Laguna Beach cannot control storms, but flooding can be reduced and measures can be taken to better prepare residents and businesses for the next deluge, according to a task force report.
With a presentation at Tuesday’s City Council meeting, the Laguna Canyon Flood Task Force culminated eight months of reviewing floods in the canyon and considering ways to shore up the city’s defense against the next deluge.
“A recent study revealed that the ocean-facing slopes of Laguna have only about 7 inches of topsoil overlaying steep, impermeable rock,” task force Chairman Eric Jessen told the council. “Even with vegetation holding the topsoil in place, heavy rains saturate the soil within two hours. Then the run-off starts to come our way.
“Where there is development in the flood plains, damage occurs. We’ve seen this many times at Aliso Creek Inn & Golf Course, and in downtown Laguna.”
But the city can mitigate some of that.
“We can reduce the flooding downtown by more than 30% simply by enlarging a short segment of the storm drain under Coast Highway from its current 800-cubic-feet-per-second capacity to match the upstream conduit capacity of 1,050 [cubic-feet-per-second],” he said. “By any standard, 30% is a huge reduction.”
The project would involve interrupting highway traffic and requires the approval from the California Department of Transportation, which has jurisdiction over the highway. In July, the flood task force recommended the city begin immediate negotiations with Caltrans to include that channel segment in a city project to repair the reach from the ocean to Beach Street, which is scheduled to skip the highway.
But there is concern that including this proposal would delay the city’s project, scheduled to start in the fall of 2012.
The task force also recommended installing high-tech devices to monitor rising water in Laguna and El Toro creeks and establishing neighborhood flood-watch programs.
Among the task force’s recommendations to be done sooner rather than later: the annual removal of debris along Laguna creek, removing privately owned encroachments and stored items that dam the flow, and requiring businesses to keep floodgates on-site and install them when notified.
As for long-term measures, the task force considered a previous proposal to enlarge the channel under Broadway and Ocean Avenue, but failed to find the necessary funding source.
Less expensive and disruptive proposals include some channel modifications along the creek.
The task force also considered the construction of large retention basins in the canyon, but it would take 320 5-foot deep basins — which altogether would be three times larger than Emerald Bay — to protect the canyon from a 100-year storm.
However, modifications can be made to the existing retention basin just up El Toro Road, which could factor into downstream measures, Jessen said.
“One thing is for certain, as long as storms come in off the Pacific and as long as Laguna is surrounded by hills, there is going to be flooding from time to time,” Jessen said. “The measures we’ve recommended in the report will help people deal with flooding, maybe even attenuate it and help protect lives and property. But we will never eliminate the storms.”
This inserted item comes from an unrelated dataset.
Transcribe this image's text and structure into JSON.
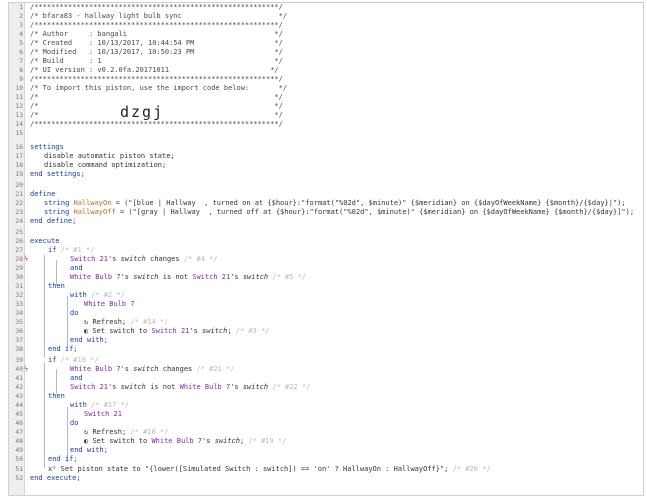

Councilwoman Verna Rollinger, who co-sponsored the task force with Councilman Kelly Boyd, said the goal was to make flooding less hazardous in the canyon and downtown. She praised task force members Jessen, Bob Borthwick, William Lawson, Carl Nelson, Norm Grossman, Karl Koski, Charles Quilter II, Louis Longi and Susan Hamil for their outstanding contribution to the city.
She also thanked Barbara Metzgar for editing the report, Public Works Director Steve May and City Manager John Pietig for their services.
City staff will make a status report on implementation of the task force recommendation in February.